Bankers to AP: Guess how long the new PPP replenishment tranche will last?

Will we have to fight the Paycheck Protection Program battle all over again? With the House poised to approve another $310 billion in funding for the suspended program, its lenders warn that the money won’t go far this time, either. That amount of money will just about cover the applications that got stuck when the cash ran out two weeks ago, they told the Associated Press, but not much more than those:

The more than $300 billion set aside to replenish the emergency loan program for small businesses impacted by the coronavirus pandemic is likely already all spoken for, banking industry groups said Wednesday.

The initial $349 billion set aside for the Paycheck Protection Program ran out on April 16, after being available for less than two weeks. The Senate has approved an additional $310 billion for the program, which the House of Representatives is expected to vote in favor of later this week.

But banking groups say the volume of applications already sent to the Small Business Administration makes it likely that much, if not all, the new money will go to those already in the queue. Any new applicants would likely miss out on this funding round.
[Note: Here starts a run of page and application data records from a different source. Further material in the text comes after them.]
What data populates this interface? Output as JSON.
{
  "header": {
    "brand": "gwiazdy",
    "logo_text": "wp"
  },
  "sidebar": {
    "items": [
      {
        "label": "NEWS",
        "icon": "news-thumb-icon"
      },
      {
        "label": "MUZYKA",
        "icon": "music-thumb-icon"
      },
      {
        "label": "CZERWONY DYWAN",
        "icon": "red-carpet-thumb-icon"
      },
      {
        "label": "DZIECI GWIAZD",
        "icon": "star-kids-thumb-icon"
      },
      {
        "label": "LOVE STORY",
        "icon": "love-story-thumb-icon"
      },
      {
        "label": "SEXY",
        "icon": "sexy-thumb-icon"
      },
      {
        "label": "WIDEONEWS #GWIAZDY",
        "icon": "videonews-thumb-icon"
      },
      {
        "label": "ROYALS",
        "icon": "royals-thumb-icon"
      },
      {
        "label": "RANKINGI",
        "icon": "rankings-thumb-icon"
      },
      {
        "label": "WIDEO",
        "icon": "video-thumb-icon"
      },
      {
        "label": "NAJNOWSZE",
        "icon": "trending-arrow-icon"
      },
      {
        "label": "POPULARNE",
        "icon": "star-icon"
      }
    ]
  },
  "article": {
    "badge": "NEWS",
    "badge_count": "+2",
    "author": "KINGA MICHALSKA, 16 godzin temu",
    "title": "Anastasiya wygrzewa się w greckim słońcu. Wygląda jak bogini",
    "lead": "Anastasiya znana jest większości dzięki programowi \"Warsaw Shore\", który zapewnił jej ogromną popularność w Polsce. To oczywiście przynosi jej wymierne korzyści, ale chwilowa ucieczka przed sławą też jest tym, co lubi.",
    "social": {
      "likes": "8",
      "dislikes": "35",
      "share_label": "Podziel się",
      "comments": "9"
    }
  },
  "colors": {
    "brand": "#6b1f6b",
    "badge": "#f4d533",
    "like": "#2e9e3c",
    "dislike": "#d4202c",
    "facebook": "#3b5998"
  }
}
Great. We waited for two weeks for Congress to get back into session and do its job, and it turns out all they did was their make-up work. But what about the new rules and restrictions on applications, and the set-asides for community banks? Surely that will offer some new opportunities for small businesses.

Er … not exactly:

Roughly a third of the new money has been set aside for smaller banks, which may allow a few new applicants to squeeze into the queue. However, small banks have said for the last two weeks that they have been swamped with applications — doing an entire year’s worth of loans in a weekend — so it’s likely most of that money is now spoken for as well.

If that’s the case, how did Congress settle on the $310 billion figure in the first place? Didn’t anyone think to ask how much was in the backlog first? Or did this figure arise so that Nancy Pelosi and the Democrats would retain enough leverage to force a block-grant bailout for state and local governments in Phase 4, holding up more PPP funds as the carrot for Mitch McConnell and the Republicans? This is yet another consequence of having a Brave Sir Robin Congress in a national crisis, refusing to stand its post while demanding that other essential workers put themselves at risk. Had Congress remained in session, this money could have flowed more rationally and with enough oversight to ensure against … whatever this is, whether it’s incompetence or just high-stakes brinksmanship.

In the meantime, we have essentially moved no distance at all on PPP. Sure, this tranche will clear the backlog, but it won’t do much for those businesses that couldn’t even get into the backlog at all. With the meltdown in the job market still rolling at a massive pace, this won’t stop it, or likely even slow it down all that much. It’s yet another reminder that the only way to keep these jobs from evaporating altogether is to get the employers back open and operating ASAP.